=== Begin Enclosure ===
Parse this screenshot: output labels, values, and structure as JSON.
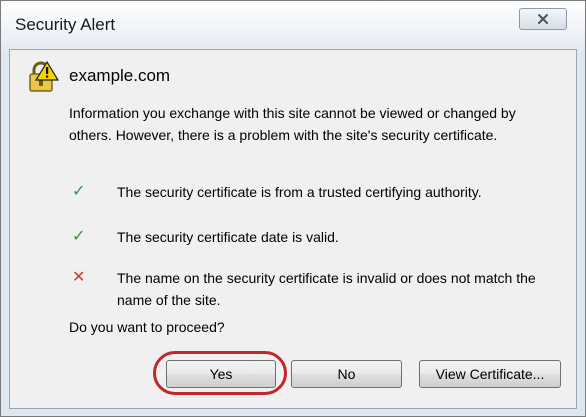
{
  "window": {
    "title": "Security Alert",
    "close_icon": "close-icon"
  },
  "alert": {
    "icon": "lock-warning-icon",
    "site": "example.com",
    "message": "Information you exchange with this site cannot be viewed or changed by others. However, there is a problem with the site's security certificate.",
    "checks": [
      {
        "status": "ok",
        "icon": "check-icon",
        "color": "#2f9a3a",
        "text": "The security certificate is from a trusted certifying authority."
      },
      {
        "status": "ok",
        "icon": "check-icon",
        "color": "#2f9a3a",
        "text": "The security certificate date is valid."
      },
      {
        "status": "error",
        "icon": "error-x-icon",
        "color": "#d23a2c",
        "text": "The name on the security certificate is invalid or does not match the name of the site."
      }
    ],
    "question": "Do you want to proceed?"
  },
  "buttons": {
    "yes": "Yes",
    "no": "No",
    "view_certificate": "View Certificate..."
  },
  "highlight": {
    "target": "yes-button",
    "color": "#c0282d"
  }
}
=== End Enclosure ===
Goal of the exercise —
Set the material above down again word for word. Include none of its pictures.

Task solution —
Parse this screenshot: output labels, values, and structure as JSON.
{
  "window": {
    "title": "Security Alert",
    "close_icon": "close-icon"
  },
  "alert": {
    "icon": "lock-warning-icon",
    "site": "example.com",
    "message": "Information you exchange with this site cannot be viewed or changed by others. However, there is a problem with the site's security certificate.",
    "checks": [
      {
        "status": "ok",
        "icon": "check-icon",
        "color": "#2f9a3a",
        "text": "The security certificate is from a trusted certifying authority."
      },
      {
        "status": "ok",
        "icon": "check-icon",
        "color": "#2f9a3a",
        "text": "The security certificate date is valid."
      },
      {
        "status": "error",
        "icon": "error-x-icon",
        "color": "#d23a2c",
        "text": "The name on the security certificate is invalid or does not match the name of the site."
      }
    ],
    "question": "Do you want to proceed?"
  },
  "buttons": {
    "yes": "Yes",
    "no": "No",
    "view_certificate": "View Certificate..."
  },
  "highlight": {
    "target": "yes-button",
    "color": "#c0282d"
  }
}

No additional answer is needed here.